Thursday, April 19, 2012
Eric Xing, associate professor of machine learning, language technology and computer science, has been awarded an IBM Open Collaboration Research (OCR) Award to develop novel and scalable ways to use very large data sets to search for associations between genetic variants and traits such as major diseases. Xing will receive $300,000 over two years for his project, “Scalable Genome-wide Association Studies: Towards a pipeline for large-scale personal genomics.” The OCR is the highest research award given by IBM to university faculty. Read more.

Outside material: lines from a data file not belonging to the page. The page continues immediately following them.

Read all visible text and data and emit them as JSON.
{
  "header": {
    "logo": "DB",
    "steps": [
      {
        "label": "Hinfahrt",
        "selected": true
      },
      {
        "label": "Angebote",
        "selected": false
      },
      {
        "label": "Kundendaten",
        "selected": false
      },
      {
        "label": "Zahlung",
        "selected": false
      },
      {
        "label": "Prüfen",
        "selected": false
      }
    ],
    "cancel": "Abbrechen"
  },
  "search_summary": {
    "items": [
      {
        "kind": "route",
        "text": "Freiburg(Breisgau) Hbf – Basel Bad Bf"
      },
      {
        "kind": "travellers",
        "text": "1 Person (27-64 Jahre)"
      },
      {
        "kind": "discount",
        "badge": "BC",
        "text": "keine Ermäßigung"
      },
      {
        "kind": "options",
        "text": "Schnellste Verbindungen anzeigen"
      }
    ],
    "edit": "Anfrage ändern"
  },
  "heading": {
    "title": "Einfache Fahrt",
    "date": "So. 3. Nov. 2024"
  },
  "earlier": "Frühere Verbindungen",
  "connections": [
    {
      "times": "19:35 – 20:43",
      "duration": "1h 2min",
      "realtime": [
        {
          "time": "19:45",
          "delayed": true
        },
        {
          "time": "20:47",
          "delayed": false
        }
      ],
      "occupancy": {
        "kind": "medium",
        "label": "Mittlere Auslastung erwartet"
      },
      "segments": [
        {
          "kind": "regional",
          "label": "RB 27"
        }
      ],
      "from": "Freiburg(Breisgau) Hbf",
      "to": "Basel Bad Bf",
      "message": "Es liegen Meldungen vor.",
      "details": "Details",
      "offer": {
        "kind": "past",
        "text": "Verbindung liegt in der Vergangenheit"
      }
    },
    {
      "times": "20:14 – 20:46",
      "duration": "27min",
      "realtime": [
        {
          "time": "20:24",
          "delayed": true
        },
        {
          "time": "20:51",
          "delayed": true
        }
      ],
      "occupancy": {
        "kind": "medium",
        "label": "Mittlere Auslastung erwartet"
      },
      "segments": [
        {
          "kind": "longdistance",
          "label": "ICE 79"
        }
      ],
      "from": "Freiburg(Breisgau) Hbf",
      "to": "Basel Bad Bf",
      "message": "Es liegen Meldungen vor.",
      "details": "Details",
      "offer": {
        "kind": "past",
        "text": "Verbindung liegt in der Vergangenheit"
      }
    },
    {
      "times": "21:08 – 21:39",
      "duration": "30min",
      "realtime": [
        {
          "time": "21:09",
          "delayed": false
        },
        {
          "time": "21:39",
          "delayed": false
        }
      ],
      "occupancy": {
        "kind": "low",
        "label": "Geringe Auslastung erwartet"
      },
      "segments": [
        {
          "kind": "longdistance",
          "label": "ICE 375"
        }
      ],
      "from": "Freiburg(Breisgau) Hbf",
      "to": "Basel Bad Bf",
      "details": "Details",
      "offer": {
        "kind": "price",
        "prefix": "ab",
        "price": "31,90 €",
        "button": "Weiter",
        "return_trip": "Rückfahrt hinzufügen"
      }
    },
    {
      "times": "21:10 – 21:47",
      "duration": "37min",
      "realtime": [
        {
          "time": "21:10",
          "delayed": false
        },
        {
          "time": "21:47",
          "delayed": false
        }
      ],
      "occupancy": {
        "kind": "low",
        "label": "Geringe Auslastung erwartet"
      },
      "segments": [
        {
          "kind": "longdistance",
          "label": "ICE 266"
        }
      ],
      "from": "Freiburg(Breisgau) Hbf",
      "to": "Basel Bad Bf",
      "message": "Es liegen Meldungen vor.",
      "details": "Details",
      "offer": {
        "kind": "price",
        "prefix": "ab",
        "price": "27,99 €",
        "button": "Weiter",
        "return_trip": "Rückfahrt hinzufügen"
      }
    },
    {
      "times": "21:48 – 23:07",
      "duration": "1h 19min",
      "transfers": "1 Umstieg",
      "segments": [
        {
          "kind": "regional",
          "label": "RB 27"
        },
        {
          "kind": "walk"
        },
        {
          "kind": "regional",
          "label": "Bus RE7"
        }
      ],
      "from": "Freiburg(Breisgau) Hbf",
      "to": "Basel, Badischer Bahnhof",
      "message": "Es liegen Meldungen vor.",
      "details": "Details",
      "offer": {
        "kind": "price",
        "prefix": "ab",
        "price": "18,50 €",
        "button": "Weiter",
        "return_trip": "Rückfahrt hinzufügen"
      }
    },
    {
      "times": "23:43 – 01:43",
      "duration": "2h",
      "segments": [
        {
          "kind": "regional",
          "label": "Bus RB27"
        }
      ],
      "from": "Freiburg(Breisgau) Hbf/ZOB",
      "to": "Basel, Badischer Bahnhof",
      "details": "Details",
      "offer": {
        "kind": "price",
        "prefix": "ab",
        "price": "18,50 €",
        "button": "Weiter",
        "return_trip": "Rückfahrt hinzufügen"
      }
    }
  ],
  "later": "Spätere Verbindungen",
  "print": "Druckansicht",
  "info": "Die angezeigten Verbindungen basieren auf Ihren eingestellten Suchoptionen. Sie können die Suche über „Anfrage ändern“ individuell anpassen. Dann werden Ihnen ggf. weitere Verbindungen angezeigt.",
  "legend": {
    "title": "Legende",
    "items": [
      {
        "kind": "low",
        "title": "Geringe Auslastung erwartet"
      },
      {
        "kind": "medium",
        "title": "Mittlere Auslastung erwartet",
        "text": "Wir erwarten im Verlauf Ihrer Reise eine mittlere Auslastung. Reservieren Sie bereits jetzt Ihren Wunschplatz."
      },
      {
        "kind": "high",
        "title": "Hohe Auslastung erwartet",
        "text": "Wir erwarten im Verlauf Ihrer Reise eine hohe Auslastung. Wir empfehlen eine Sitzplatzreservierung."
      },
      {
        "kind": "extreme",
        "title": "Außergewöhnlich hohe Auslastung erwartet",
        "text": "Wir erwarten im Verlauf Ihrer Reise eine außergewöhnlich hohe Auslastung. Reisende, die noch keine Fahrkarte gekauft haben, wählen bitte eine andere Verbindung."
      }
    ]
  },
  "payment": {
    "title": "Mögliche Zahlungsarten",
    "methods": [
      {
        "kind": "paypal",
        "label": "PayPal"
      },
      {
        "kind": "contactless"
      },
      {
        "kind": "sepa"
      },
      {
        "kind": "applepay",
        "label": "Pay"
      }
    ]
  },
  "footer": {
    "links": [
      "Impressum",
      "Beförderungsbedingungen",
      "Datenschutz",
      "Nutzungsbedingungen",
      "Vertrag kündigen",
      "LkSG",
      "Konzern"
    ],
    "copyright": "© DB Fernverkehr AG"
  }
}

Eric Berryman, a 2011 graduate of the School of Drama, has received a $50,000 fellowship from The Leonore Annenberg Fellowship Fund for the Performing and Visual Arts. The fellowship fund annually makes investments in a limited number of exceptionally talented young dancers, musicians, actors and visual artists as they complete their training and begin their professional lives. The goal is to help these individuals become successful leaders in their field and help others in the future. Berryman felt honored to be considered for the award and elated when he found out he was selected. "This award will allow me to achieve goals in my artistic journey that I would have never thought reachable this quickly," he said. Read the full story.
David Klahr's pioneering research into the relationship between children's cognitive development and educational practice is celebrated in a new book, "The Journey From Child To Scientist: Integrating Cognitive Development and the Education Sciences." Klahr's influential work combines the two previously independent fields of study by joining a detailed understanding of children's reasoning and skill acquisition with the role of education in influencing and facilitating scientific explorations. Published by the American Psychological Association, the volume provides a blueprint for improving STEM education. The book is edited by CMU's Sharon Carver and CMU alumnus and Stanford Associate Professor Jeff Shrager. Robert Siegler, CMU's Teresa Heinz Professor of Cognitive Psychology, authored the first chapter, "From Theory To Application and Back: Following in the Giant Footsteps of David Klahr." Klahr is the Walter van Dyke Bingham Professor of Cognitive Development and Education Sciences. Read the full story.
Carnegie Mellon chemists, led by Associate Professor of Chemistry Danith Ly, have created a synthetic form of a cyclic peptide known for its remarkable ability to combat a wide variety of pathogens, including HIV and SARS. Synthetic peptides like the one developed at Carnegie Mellon could provide an exciting new class of pharmaceuticals aimed at combatting hard-to-treat diseases. Furthermore, the manufacturing technique developed by Ly could further the study of cyclic peptides by making the molecules easier and less expensive to produce. Read the full story.
Associate Professor of Art Jon Rubin, adjunct faculty member John Pena (MFA ’08) and Dawn Weleski (A ’09) are recipients of a $25,000 ROOT Award from the Sprout Fund to support Conflict Kitchen’s expansion and relocation to a new venue in downtown Pittsburgh. Conflict Kitchen, a take-out restaurant that only serves cuisine from countries with which the United States is in conflict, has been featured in numerous international art, culture, and food magazines. Read the full story.
Robert C. Wilburn, distinguished service professor and director of the Heinz College's Washington, D.C., program, has been re-elected for a one-year term to the board of directors for the Erie Indemnity Company. Wilburn has been a member of the board since 1999. According to A.M. Best Company, Erie Insurance Group is the 12th largest automobile and 14th largest homeowners insurer in the U.S.